Photo by Catina Link
Admiral first came to the Zoo in the early 1990s. I got to work with him as a volunteer and again in 2004 when I was hired as a keeper. As part of the Zoo’s Training Committee, I started training him three years later to “target” to different areas of the exhibit as well as get a monthly weight. It was a small challenge for me as Admiral was 17 at the time and had almost no formal training and it was my first animal to train at the Zoo.

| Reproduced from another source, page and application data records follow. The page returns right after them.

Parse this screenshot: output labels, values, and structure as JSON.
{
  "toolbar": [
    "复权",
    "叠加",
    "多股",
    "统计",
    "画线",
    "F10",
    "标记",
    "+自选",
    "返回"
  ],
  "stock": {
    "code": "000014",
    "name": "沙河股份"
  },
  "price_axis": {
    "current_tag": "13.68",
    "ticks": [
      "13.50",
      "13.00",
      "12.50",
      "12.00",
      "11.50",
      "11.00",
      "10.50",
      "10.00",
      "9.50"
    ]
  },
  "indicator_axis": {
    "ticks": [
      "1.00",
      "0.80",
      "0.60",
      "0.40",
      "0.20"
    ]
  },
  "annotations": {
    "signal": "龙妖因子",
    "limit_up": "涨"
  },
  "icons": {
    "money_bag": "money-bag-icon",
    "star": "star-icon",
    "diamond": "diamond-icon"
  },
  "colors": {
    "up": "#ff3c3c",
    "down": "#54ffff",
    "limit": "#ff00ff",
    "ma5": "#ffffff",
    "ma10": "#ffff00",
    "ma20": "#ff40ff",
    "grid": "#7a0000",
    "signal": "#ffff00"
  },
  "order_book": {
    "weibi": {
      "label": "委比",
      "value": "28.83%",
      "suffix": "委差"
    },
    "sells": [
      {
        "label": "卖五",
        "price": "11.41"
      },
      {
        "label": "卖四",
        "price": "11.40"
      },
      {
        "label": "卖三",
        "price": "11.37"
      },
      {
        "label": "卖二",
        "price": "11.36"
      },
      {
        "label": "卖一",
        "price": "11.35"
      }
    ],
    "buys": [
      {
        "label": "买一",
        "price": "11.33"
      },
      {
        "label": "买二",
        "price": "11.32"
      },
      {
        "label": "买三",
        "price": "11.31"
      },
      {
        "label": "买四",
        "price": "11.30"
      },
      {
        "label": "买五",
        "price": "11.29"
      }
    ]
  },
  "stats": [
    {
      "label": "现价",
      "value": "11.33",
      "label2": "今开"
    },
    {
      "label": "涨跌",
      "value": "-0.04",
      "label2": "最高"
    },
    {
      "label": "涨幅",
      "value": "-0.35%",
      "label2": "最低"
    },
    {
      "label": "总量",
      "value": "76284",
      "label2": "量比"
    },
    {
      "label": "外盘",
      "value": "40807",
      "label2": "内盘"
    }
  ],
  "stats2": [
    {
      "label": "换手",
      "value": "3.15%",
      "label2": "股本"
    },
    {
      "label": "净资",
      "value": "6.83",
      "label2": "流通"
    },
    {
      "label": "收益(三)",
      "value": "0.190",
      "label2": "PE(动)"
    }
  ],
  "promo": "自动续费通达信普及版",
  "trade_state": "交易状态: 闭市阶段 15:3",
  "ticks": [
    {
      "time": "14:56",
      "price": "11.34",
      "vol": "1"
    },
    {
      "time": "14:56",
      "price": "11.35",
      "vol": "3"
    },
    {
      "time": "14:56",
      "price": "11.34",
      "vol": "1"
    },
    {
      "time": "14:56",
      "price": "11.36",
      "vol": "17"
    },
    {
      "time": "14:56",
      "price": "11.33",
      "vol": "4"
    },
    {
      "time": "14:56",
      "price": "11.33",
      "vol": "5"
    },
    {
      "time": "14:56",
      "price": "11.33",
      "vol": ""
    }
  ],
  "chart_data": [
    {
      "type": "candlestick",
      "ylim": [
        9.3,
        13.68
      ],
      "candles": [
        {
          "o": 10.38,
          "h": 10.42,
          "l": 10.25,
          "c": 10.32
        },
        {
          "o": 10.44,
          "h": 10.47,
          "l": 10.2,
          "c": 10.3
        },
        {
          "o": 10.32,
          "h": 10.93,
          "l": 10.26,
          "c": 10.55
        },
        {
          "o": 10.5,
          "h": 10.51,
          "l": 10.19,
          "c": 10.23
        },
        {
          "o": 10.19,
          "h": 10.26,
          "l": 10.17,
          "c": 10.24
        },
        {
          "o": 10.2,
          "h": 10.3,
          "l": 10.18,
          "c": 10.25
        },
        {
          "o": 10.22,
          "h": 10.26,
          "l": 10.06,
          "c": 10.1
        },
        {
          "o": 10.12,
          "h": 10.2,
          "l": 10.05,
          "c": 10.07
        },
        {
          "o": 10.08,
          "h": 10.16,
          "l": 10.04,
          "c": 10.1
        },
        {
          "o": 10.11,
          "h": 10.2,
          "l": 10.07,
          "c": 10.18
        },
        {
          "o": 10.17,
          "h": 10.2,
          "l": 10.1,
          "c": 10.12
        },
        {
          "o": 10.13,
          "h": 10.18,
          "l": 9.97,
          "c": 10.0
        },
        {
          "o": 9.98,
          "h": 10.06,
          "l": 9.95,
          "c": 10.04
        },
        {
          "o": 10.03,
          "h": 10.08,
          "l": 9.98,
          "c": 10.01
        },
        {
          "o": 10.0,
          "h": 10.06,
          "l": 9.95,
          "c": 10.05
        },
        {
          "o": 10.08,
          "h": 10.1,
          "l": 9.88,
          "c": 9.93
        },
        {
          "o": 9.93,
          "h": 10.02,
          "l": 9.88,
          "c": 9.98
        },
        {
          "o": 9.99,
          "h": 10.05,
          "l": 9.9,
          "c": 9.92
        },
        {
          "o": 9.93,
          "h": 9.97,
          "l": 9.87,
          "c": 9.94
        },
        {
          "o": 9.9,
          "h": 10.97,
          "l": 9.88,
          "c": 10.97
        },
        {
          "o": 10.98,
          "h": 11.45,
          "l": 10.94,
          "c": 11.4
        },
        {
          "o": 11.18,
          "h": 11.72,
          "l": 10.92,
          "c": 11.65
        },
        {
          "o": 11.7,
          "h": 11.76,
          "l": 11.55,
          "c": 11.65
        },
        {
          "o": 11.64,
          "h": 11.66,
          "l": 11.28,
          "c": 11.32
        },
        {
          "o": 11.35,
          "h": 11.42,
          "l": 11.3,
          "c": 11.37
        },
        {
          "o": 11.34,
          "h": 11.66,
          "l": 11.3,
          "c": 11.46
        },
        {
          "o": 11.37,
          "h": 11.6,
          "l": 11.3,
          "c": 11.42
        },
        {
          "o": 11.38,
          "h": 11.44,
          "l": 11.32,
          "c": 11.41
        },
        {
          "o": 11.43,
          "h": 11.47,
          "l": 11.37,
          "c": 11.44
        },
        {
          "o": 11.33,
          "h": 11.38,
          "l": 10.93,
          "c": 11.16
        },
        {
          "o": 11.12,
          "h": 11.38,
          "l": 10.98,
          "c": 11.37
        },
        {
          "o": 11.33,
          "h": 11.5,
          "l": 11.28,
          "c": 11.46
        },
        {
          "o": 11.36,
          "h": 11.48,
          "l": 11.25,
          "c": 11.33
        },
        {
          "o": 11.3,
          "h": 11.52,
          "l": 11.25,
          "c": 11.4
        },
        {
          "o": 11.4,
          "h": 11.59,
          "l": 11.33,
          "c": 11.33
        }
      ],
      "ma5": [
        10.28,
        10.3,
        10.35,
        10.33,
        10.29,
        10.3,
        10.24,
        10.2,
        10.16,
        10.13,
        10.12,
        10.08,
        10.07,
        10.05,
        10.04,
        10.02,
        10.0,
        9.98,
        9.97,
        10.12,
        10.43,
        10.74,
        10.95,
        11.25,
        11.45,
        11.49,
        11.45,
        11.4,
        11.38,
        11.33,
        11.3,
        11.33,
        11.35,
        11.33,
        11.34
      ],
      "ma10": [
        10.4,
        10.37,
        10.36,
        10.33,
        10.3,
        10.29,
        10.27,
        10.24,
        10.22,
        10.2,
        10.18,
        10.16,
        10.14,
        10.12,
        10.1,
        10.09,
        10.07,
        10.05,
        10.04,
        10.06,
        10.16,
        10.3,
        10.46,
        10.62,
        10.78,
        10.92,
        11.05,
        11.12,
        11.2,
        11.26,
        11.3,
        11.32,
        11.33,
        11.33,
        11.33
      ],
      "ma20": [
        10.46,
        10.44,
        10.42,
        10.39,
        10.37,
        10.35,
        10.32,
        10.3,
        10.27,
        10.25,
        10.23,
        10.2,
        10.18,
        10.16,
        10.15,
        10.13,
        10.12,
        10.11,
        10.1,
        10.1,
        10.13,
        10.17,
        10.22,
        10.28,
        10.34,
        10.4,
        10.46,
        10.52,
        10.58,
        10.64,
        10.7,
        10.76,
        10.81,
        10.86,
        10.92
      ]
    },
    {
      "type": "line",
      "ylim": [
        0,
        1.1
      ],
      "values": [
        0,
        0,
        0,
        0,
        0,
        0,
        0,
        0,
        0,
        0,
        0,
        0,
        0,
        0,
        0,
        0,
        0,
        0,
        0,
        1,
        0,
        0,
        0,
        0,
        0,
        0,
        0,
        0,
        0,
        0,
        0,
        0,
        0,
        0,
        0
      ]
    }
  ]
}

I watched the tiger and sea lion trainers to get a few ideas on how to start. Admiral, who already looked forward to our training sessions was able to target through protective contact (we had a mesh barrier between us) in just two weeks. Then I got him used to standing on the scale so I could get his weight. He did so well with his training I decided to continue and see what else I could teach him!
I wanted to try to begin an otter demo to show everyone how amazing otters are. I worked with him five days a week through winter and spring on exhibit, to spin and go in and out of the water, stand on a tree stump and target to my hand. It was a success and everyone loved it! The following summer, in 2009, I taught him how to present his left and right sides and left and right paws, how to lay on his back and hold that position while I checked his paws, and how to do the dive off the rock waterfall into the upper otter pool.

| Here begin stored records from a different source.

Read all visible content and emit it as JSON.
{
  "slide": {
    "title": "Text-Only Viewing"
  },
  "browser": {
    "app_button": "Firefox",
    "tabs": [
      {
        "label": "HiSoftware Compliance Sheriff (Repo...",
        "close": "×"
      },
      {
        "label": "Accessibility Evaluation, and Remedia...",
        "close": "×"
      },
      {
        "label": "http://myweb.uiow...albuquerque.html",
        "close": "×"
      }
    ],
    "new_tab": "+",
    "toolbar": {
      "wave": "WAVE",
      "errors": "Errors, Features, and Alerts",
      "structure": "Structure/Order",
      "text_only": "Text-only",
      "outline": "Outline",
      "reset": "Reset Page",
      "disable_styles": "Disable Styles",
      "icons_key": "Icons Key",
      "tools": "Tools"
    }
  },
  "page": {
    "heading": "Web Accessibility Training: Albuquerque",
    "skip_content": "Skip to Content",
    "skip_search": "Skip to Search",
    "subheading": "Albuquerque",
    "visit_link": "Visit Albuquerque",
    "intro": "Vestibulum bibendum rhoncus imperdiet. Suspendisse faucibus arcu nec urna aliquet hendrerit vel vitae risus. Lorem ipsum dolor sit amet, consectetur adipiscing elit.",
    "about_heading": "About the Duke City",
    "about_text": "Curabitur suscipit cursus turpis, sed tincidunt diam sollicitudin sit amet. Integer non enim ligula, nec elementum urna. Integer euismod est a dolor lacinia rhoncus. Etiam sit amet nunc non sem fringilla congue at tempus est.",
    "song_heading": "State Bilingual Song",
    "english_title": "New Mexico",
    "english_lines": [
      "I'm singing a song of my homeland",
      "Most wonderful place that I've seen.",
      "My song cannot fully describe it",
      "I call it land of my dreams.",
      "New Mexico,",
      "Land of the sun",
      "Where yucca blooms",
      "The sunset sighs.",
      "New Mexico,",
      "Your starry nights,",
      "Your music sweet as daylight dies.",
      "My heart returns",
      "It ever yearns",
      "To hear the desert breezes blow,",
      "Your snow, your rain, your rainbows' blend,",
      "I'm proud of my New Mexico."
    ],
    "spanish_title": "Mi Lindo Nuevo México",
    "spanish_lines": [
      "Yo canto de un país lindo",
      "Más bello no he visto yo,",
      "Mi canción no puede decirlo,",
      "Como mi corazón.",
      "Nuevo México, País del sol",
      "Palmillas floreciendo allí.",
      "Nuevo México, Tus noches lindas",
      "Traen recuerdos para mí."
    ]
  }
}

Also during this time, he participated in three different studies for the Rochester Institute of Technology, including an enrichment study with objects or food items Admiral was most interested in. Aside from training and attention, he loved enrichment. His favorite was live fish. Admiral also loved snow and would jump in and out of deep snow piles and slide all over on his belly.

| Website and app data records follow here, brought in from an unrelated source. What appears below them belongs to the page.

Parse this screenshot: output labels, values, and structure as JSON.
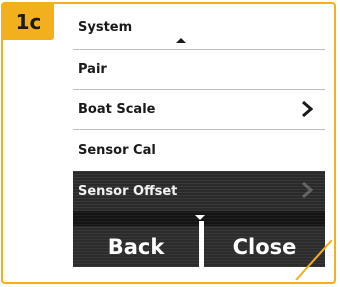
{
  "step_badge": "1c",
  "menu": {
    "items": [
      {
        "label": "System",
        "has_scroll_up": true
      },
      {
        "label": "Pair"
      },
      {
        "label": "Boat Scale",
        "has_chevron": true
      },
      {
        "label": "Sensor Cal"
      }
    ],
    "selected_item": {
      "label": "Sensor Offset",
      "has_chevron": true
    }
  },
  "buttons": {
    "back_label": "Back",
    "close_label": "Close"
  },
  "colors": {
    "accent": "#f2b01e",
    "panel_dark": "#141414",
    "button_bg": "#2c2c2c",
    "text_dark": "#1a1a1a"
  }
}
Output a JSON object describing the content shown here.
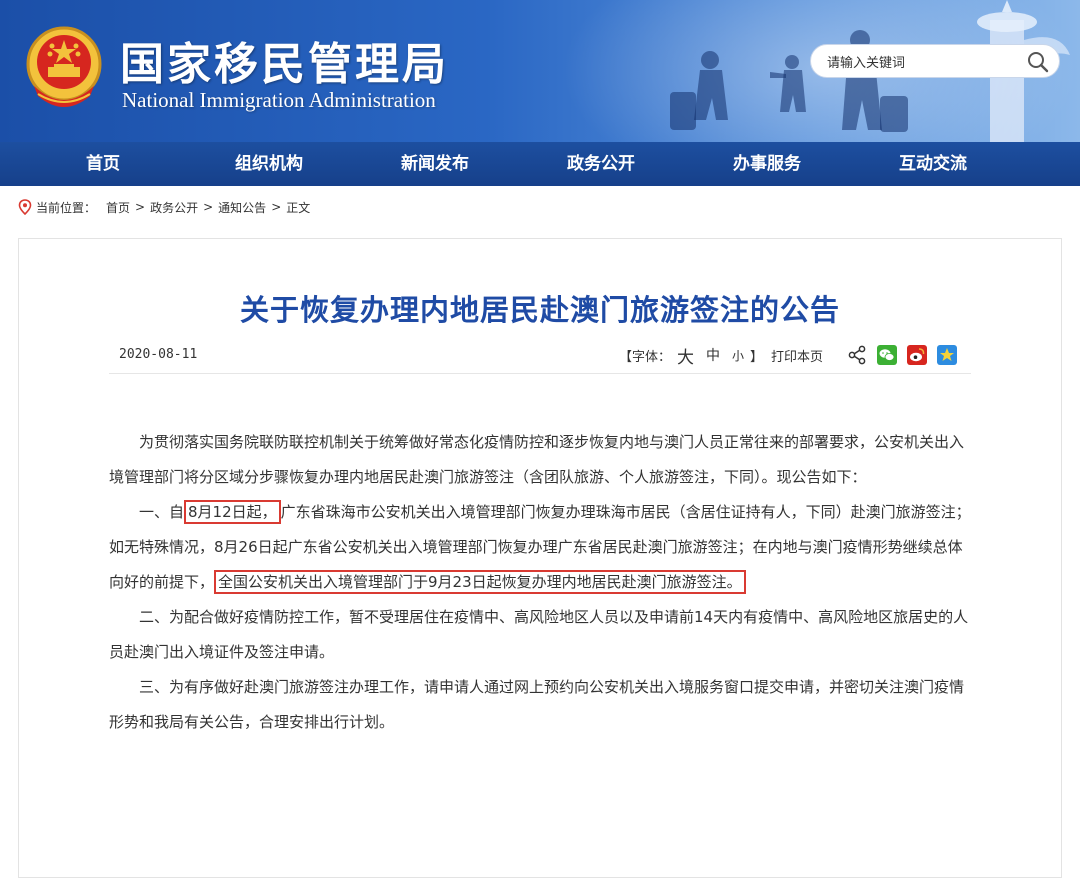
{
  "header": {
    "title": "国家移民管理局",
    "subtitle": "National Immigration Administration",
    "search_placeholder": "请输入关键词",
    "brand_color": "#1d4fa0",
    "emblem_icon": "national-emblem-icon"
  },
  "nav": {
    "items": [
      {
        "label": "首页"
      },
      {
        "label": "组织机构"
      },
      {
        "label": "新闻发布"
      },
      {
        "label": "政务公开"
      },
      {
        "label": "办事服务"
      },
      {
        "label": "互动交流"
      }
    ]
  },
  "breadcrumb": {
    "prefix": "当前位置：",
    "items": [
      {
        "label": "首页"
      },
      {
        "label": "政务公开"
      },
      {
        "label": "通知公告"
      },
      {
        "label": "正文"
      }
    ],
    "separator": ">"
  },
  "article": {
    "title": "关于恢复办理内地居民赴澳门旅游签注的公告",
    "date": "2020-08-11",
    "font_label_open": "【字体：",
    "font_big": "大",
    "font_mid": "中",
    "font_small": "小",
    "font_label_close": "】",
    "print_label": "打印本页",
    "share_icons": [
      "share-icon",
      "wechat-icon",
      "weibo-icon",
      "qzone-icon"
    ],
    "title_color": "#1f4ba5",
    "highlight_color": "#d93a32",
    "p1": "为贯彻落实国务院联防联控机制关于统筹做好常态化疫情防控和逐步恢复内地与澳门人员正常往来的部署要求，公安机关出入境管理部门将分区域分步骤恢复办理内地居民赴澳门旅游签注（含团队旅游、个人旅游签注，下同）。现公告如下：",
    "p2_a": "一、自",
    "p2_hl1": "8月12日起，",
    "p2_b": "广东省珠海市公安机关出入境管理部门恢复办理珠海市居民（含居住证持有人，下同）赴澳门旅游签注；如无特殊情况，8月26日起广东省公安机关出入境管理部门恢复办理广东省居民赴澳门旅游签注；在内地与澳门疫情形势继续总体向好的前提下，",
    "p2_hl2": "全国公安机关出入境管理部门于9月23日起恢复办理内地居民赴澳门旅游签注。",
    "p3": "二、为配合做好疫情防控工作，暂不受理居住在疫情中、高风险地区人员以及申请前14天内有疫情中、高风险地区旅居史的人员赴澳门出入境证件及签注申请。",
    "p4": "三、为有序做好赴澳门旅游签注办理工作，请申请人通过网上预约向公安机关出入境服务窗口提交申请，并密切关注澳门疫情形势和我局有关公告，合理安排出行计划。"
  }
}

I also had him start painting for our chapter of the American Association of Zoo Keepers’ annual Animal Art Expo benefit. It took a few tries – he had to get used to the smell of paint, but once he started he did a great job and provided us with many paintings over the past few years. That fall we got a surprise. The Salvation Army’s Red Kettle campaign wanted to use Admiral in their commercial. When I asked my supervisor what to train Admiral to do, he told me to have him drop a dollar bill into the kettle. I was puzzled at first on how to get Admiral to take a dollar with his mouth, but after a week he finally accomplished it. The commercial turned out to be a success. About a month later, our female otters Heather and Sara came to join Admiral from the Jacksonville Zoo – Admiral liked them right away!
That summer, Admiral still did the training demo. For our new behaviors I taught him to wave hello and I also modified the Red Kettle behavior so instead of dropping a dollar bill into the bucket, I now had him taking a folded up newspaper and dropping it into the recycle box. In 2011 we celebrated Admiral’s 21st birthday. He still loved his training but I was now working in the exhibit with Heather and Sara and gave Admiral a break from doing the demo every day and had Heather and Sara now be the stars. I would train with Admiral first and once we were finished he would go off to his hollow log to take a nap and I would let Heather or Sara out and we would do the demo.
I’m so fortunate to have been assigned to work with this amazing otter. His enthusiasm and love of training made it possible for me to me to start the first otter training demo, be in a commercial and gain respect from other otter keepers. Admiral is and always will be my favorite animal and best animal friend.
- Catina Link, zoo keeper